The campaign is overwhelmingly successful — 72% of US consumers know of the holiday (even the Obamas shopped small one Saturday when they were in the White House). In 2016, 112 million people participated, and consumers spent $15.4 billion on that Saturday.
In the right hands, even a “marketing stunt” can make a powerful statement. The statue of Fearless Girl facing the iconic Wall Street bull was the brainchild of two creatives at McCann and designed for State Street Corporation, a wealth management firm. Its intent was being a statement about the lack of leadership roles for women in financial services companies, but it ignited a revolution.
The statue was installed in the middle of the night and was noticed worldwide before the next morning’s opening bell — celebrities, politicians, and tourists took selfies with Fearless Girl and the national conversation about women in business took a new turn. True, the statue was not without its critics. Some derided it as fake feminism while others accused the company of not practicing what it preached after we learned that the company was facing a lawsuit alleging it paid female employees less than their male counterparts (the suit was settled last fall for $5 million). But through all the criticism or because of it, a valuable conversation about women and the workplace was picking up speed in a way that it had not before.
That discussion took yet another turn just a few months later when details about how Harvey Weinstein and other powerful men regularly treated women at work began emerging. These allegations rocked the internet and touched industries from Hollywood to Washington DC, including our own where men in executive positions at large firms have been let go after allegations of sexual misconduct came to light.

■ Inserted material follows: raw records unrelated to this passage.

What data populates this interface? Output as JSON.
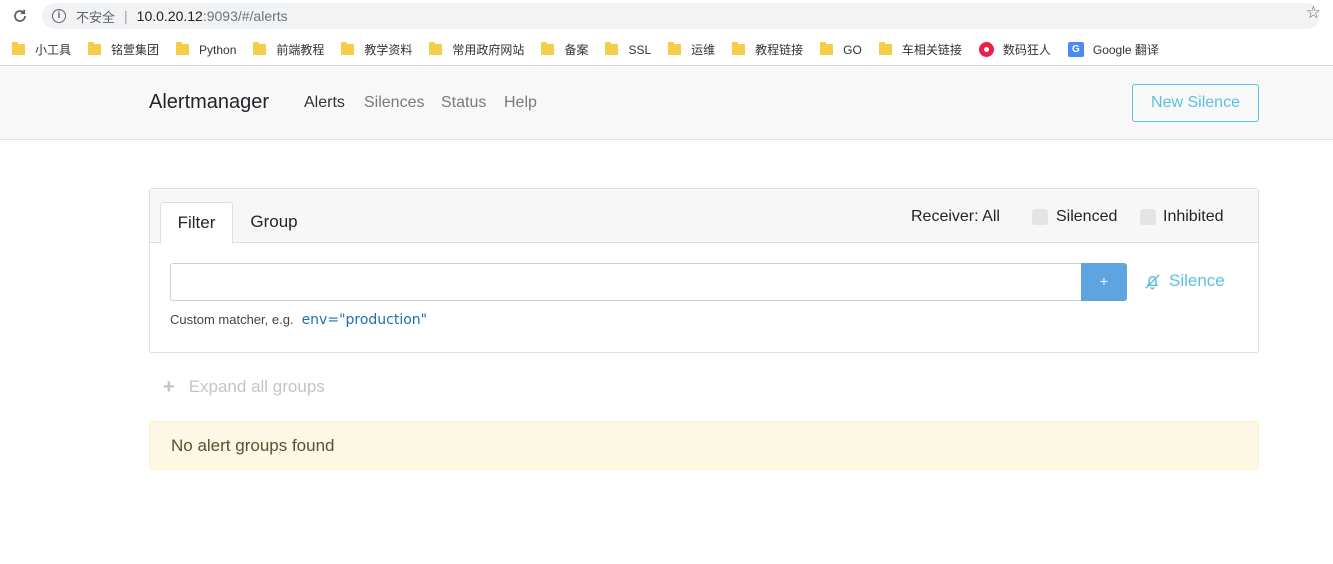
{
  "browser": {
    "security_label": "不安全",
    "url_host": "10.0.20.12",
    "url_rest": ":9093/#/alerts",
    "bookmarks": [
      {
        "label": "小工具",
        "icon": "folder-icon"
      },
      {
        "label": "铭萱集团",
        "icon": "folder-icon"
      },
      {
        "label": "Python",
        "icon": "folder-icon"
      },
      {
        "label": "前端教程",
        "icon": "folder-icon"
      },
      {
        "label": "教学资料",
        "icon": "folder-icon"
      },
      {
        "label": "常用政府网站",
        "icon": "folder-icon"
      },
      {
        "label": "备案",
        "icon": "folder-icon"
      },
      {
        "label": "SSL",
        "icon": "folder-icon"
      },
      {
        "label": "运维",
        "icon": "folder-icon"
      },
      {
        "label": "教程链接",
        "icon": "folder-icon"
      },
      {
        "label": "GO",
        "icon": "folder-icon"
      },
      {
        "label": "车相关链接",
        "icon": "folder-icon"
      },
      {
        "label": "数码狂人",
        "icon": "site-icon"
      },
      {
        "label": "Google 翻译",
        "icon": "google-translate-icon"
      }
    ]
  },
  "navbar": {
    "brand": "Alertmanager",
    "links": [
      "Alerts",
      "Silences",
      "Status",
      "Help"
    ],
    "new_silence": "New Silence"
  },
  "filter_card": {
    "tabs": [
      "Filter",
      "Group"
    ],
    "receiver": "Receiver: All",
    "silenced_label": "Silenced",
    "inhibited_label": "Inhibited",
    "input_value": "",
    "add_label": "+",
    "silence_label": "Silence",
    "hint_text": "Custom matcher, e.g.",
    "hint_example": "env=\"production\""
  },
  "expand_label": "Expand all groups",
  "empty_message": "No alert groups found",
  "colors": {
    "accent": "#5bc0de",
    "primary": "#5da4e0",
    "warning_bg": "#fcf8e3"
  }
}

The #MeToo movement, which was started over a decade ago by Black activist Tarana Burke, took off like wildfire because of the countless brave women who came forward to tell their own stories of sexual harassment and abuse. Still, it seems more than possible that the poignant statue of the pony-tailed girl staring down the well-known symbol of male-dominated wealth helped spark that fire and set the stage for this national discussion. (Just this month it was announced that the Fearless Girl would get a permanent home in New York City though she and the bull may be moving.)
We are in a moment. Politics is more divisive than ever, and with the 24-hour news cycle, it can be impossible to escape the contentious discourse even when we’re home with our friends and loved ones. Our country is rehashing issues of race, gender, and relationships. It often seems like we’re taking three steps back for every step forward. Add to that the natural disasters, violence, and human tragedies that have plagued so many parts of the world recently, and it can leave us all feeling a bit of despair.
But I’m an optimist, and I do believe that we can change the world.
As creatives, we all have gifts for telling stories, building brands, and moving culture. I think it’s more important than ever to use these strengths to take on causes we believe in and advance social change. Every agency can and should devote some of its time and talent to issues about which they care. We have the power and the platform to help shape the future.